**** DATA FOR REVIEW
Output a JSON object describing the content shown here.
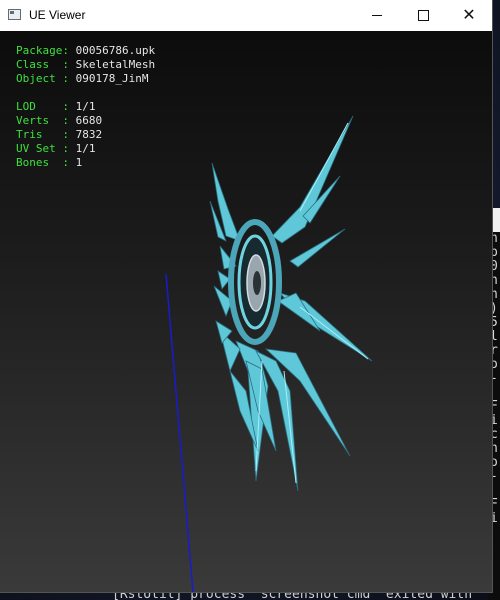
{
  "window": {
    "title": "UE Viewer",
    "controls": {
      "minimize": "",
      "maximize": "",
      "close": "✕"
    }
  },
  "info": {
    "package_key": "Package",
    "package_val": "00056786.upk",
    "class_key": "Class  ",
    "class_val": "SkeletalMesh",
    "object_key": "Object ",
    "object_val": "090178_JinM",
    "lod_key": "LOD    ",
    "lod_val": "1/1",
    "verts_key": "Verts  ",
    "verts_val": "6680",
    "tris_key": "Tris   ",
    "tris_val": "7832",
    "uvset_key": "UV Set ",
    "uvset_val": "1/1",
    "bones_key": "Bones  ",
    "bones_val": "1"
  },
  "background": {
    "left_char": "M",
    "console_chars": [
      "n",
      "p",
      "0",
      "n",
      "n",
      ")",
      "5",
      "l",
      "r",
      "o",
      "-",
      "",
      "F",
      "i",
      "c",
      "h",
      "o",
      "-",
      "",
      "F",
      "i"
    ],
    "status_line": "[RstUtil] process \"screenshot_cmd\" exited with"
  },
  "colors": {
    "mesh": "#5ec8d8",
    "mesh_dark": "#2b6f80",
    "axis": "#1a1ad0",
    "info_key": "#3ee03e"
  }
}
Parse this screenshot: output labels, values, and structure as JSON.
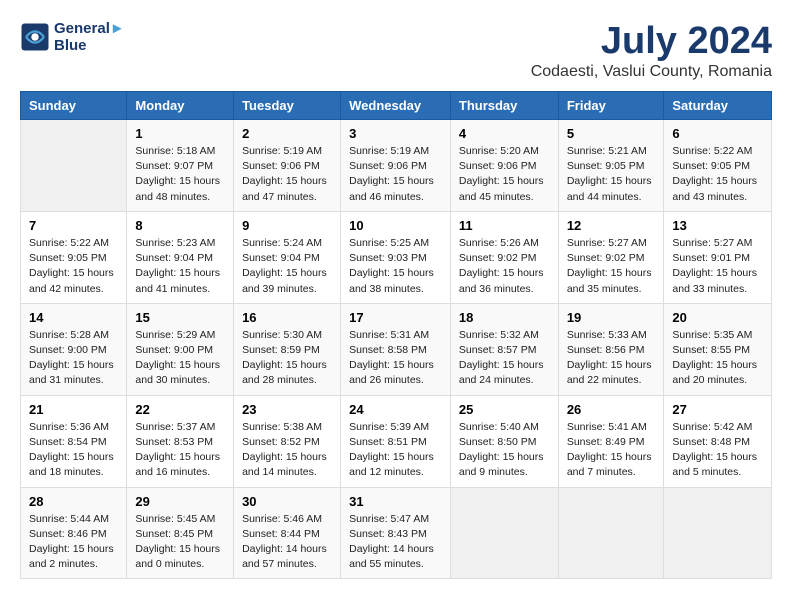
{
  "header": {
    "logo_line1": "General",
    "logo_line2": "Blue",
    "title": "July 2024",
    "location": "Codaesti, Vaslui County, Romania"
  },
  "weekdays": [
    "Sunday",
    "Monday",
    "Tuesday",
    "Wednesday",
    "Thursday",
    "Friday",
    "Saturday"
  ],
  "weeks": [
    [
      {
        "day": "",
        "empty": true
      },
      {
        "day": "1",
        "sunrise": "Sunrise: 5:18 AM",
        "sunset": "Sunset: 9:07 PM",
        "daylight": "Daylight: 15 hours and 48 minutes."
      },
      {
        "day": "2",
        "sunrise": "Sunrise: 5:19 AM",
        "sunset": "Sunset: 9:06 PM",
        "daylight": "Daylight: 15 hours and 47 minutes."
      },
      {
        "day": "3",
        "sunrise": "Sunrise: 5:19 AM",
        "sunset": "Sunset: 9:06 PM",
        "daylight": "Daylight: 15 hours and 46 minutes."
      },
      {
        "day": "4",
        "sunrise": "Sunrise: 5:20 AM",
        "sunset": "Sunset: 9:06 PM",
        "daylight": "Daylight: 15 hours and 45 minutes."
      },
      {
        "day": "5",
        "sunrise": "Sunrise: 5:21 AM",
        "sunset": "Sunset: 9:05 PM",
        "daylight": "Daylight: 15 hours and 44 minutes."
      },
      {
        "day": "6",
        "sunrise": "Sunrise: 5:22 AM",
        "sunset": "Sunset: 9:05 PM",
        "daylight": "Daylight: 15 hours and 43 minutes."
      }
    ],
    [
      {
        "day": "7",
        "sunrise": "Sunrise: 5:22 AM",
        "sunset": "Sunset: 9:05 PM",
        "daylight": "Daylight: 15 hours and 42 minutes."
      },
      {
        "day": "8",
        "sunrise": "Sunrise: 5:23 AM",
        "sunset": "Sunset: 9:04 PM",
        "daylight": "Daylight: 15 hours and 41 minutes."
      },
      {
        "day": "9",
        "sunrise": "Sunrise: 5:24 AM",
        "sunset": "Sunset: 9:04 PM",
        "daylight": "Daylight: 15 hours and 39 minutes."
      },
      {
        "day": "10",
        "sunrise": "Sunrise: 5:25 AM",
        "sunset": "Sunset: 9:03 PM",
        "daylight": "Daylight: 15 hours and 38 minutes."
      },
      {
        "day": "11",
        "sunrise": "Sunrise: 5:26 AM",
        "sunset": "Sunset: 9:02 PM",
        "daylight": "Daylight: 15 hours and 36 minutes."
      },
      {
        "day": "12",
        "sunrise": "Sunrise: 5:27 AM",
        "sunset": "Sunset: 9:02 PM",
        "daylight": "Daylight: 15 hours and 35 minutes."
      },
      {
        "day": "13",
        "sunrise": "Sunrise: 5:27 AM",
        "sunset": "Sunset: 9:01 PM",
        "daylight": "Daylight: 15 hours and 33 minutes."
      }
    ],
    [
      {
        "day": "14",
        "sunrise": "Sunrise: 5:28 AM",
        "sunset": "Sunset: 9:00 PM",
        "daylight": "Daylight: 15 hours and 31 minutes."
      },
      {
        "day": "15",
        "sunrise": "Sunrise: 5:29 AM",
        "sunset": "Sunset: 9:00 PM",
        "daylight": "Daylight: 15 hours and 30 minutes."
      },
      {
        "day": "16",
        "sunrise": "Sunrise: 5:30 AM",
        "sunset": "Sunset: 8:59 PM",
        "daylight": "Daylight: 15 hours and 28 minutes."
      },
      {
        "day": "17",
        "sunrise": "Sunrise: 5:31 AM",
        "sunset": "Sunset: 8:58 PM",
        "daylight": "Daylight: 15 hours and 26 minutes."
      },
      {
        "day": "18",
        "sunrise": "Sunrise: 5:32 AM",
        "sunset": "Sunset: 8:57 PM",
        "daylight": "Daylight: 15 hours and 24 minutes."
      },
      {
        "day": "19",
        "sunrise": "Sunrise: 5:33 AM",
        "sunset": "Sunset: 8:56 PM",
        "daylight": "Daylight: 15 hours and 22 minutes."
      },
      {
        "day": "20",
        "sunrise": "Sunrise: 5:35 AM",
        "sunset": "Sunset: 8:55 PM",
        "daylight": "Daylight: 15 hours and 20 minutes."
      }
    ],
    [
      {
        "day": "21",
        "sunrise": "Sunrise: 5:36 AM",
        "sunset": "Sunset: 8:54 PM",
        "daylight": "Daylight: 15 hours and 18 minutes."
      },
      {
        "day": "22",
        "sunrise": "Sunrise: 5:37 AM",
        "sunset": "Sunset: 8:53 PM",
        "daylight": "Daylight: 15 hours and 16 minutes."
      },
      {
        "day": "23",
        "sunrise": "Sunrise: 5:38 AM",
        "sunset": "Sunset: 8:52 PM",
        "daylight": "Daylight: 15 hours and 14 minutes."
      },
      {
        "day": "24",
        "sunrise": "Sunrise: 5:39 AM",
        "sunset": "Sunset: 8:51 PM",
        "daylight": "Daylight: 15 hours and 12 minutes."
      },
      {
        "day": "25",
        "sunrise": "Sunrise: 5:40 AM",
        "sunset": "Sunset: 8:50 PM",
        "daylight": "Daylight: 15 hours and 9 minutes."
      },
      {
        "day": "26",
        "sunrise": "Sunrise: 5:41 AM",
        "sunset": "Sunset: 8:49 PM",
        "daylight": "Daylight: 15 hours and 7 minutes."
      },
      {
        "day": "27",
        "sunrise": "Sunrise: 5:42 AM",
        "sunset": "Sunset: 8:48 PM",
        "daylight": "Daylight: 15 hours and 5 minutes."
      }
    ],
    [
      {
        "day": "28",
        "sunrise": "Sunrise: 5:44 AM",
        "sunset": "Sunset: 8:46 PM",
        "daylight": "Daylight: 15 hours and 2 minutes."
      },
      {
        "day": "29",
        "sunrise": "Sunrise: 5:45 AM",
        "sunset": "Sunset: 8:45 PM",
        "daylight": "Daylight: 15 hours and 0 minutes."
      },
      {
        "day": "30",
        "sunrise": "Sunrise: 5:46 AM",
        "sunset": "Sunset: 8:44 PM",
        "daylight": "Daylight: 14 hours and 57 minutes."
      },
      {
        "day": "31",
        "sunrise": "Sunrise: 5:47 AM",
        "sunset": "Sunset: 8:43 PM",
        "daylight": "Daylight: 14 hours and 55 minutes."
      },
      {
        "day": "",
        "empty": true
      },
      {
        "day": "",
        "empty": true
      },
      {
        "day": "",
        "empty": true
      }
    ]
  ]
}
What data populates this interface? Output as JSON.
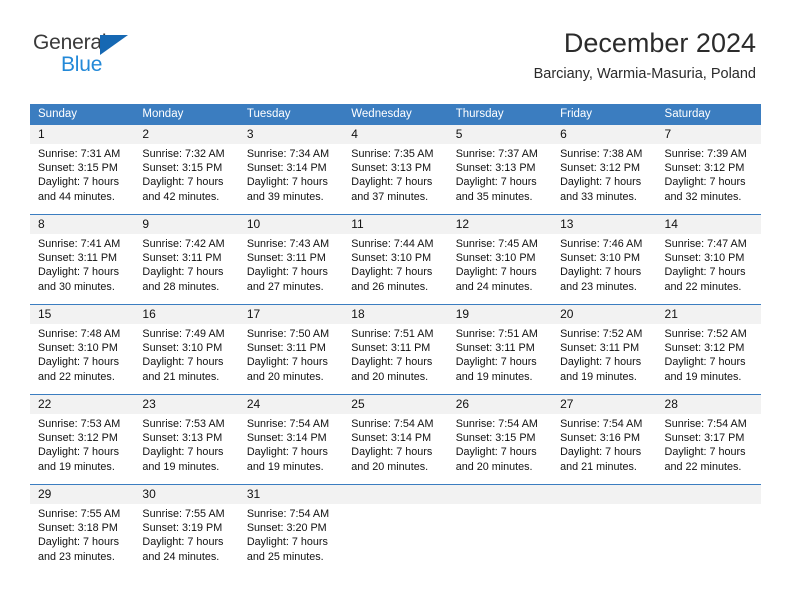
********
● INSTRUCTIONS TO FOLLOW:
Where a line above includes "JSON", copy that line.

● WRITTEN REPLY:
Output a JSON object describing the content shown here.
Parse this screenshot: output labels, values, and structure as JSON.
What data populates this interface? Output as JSON.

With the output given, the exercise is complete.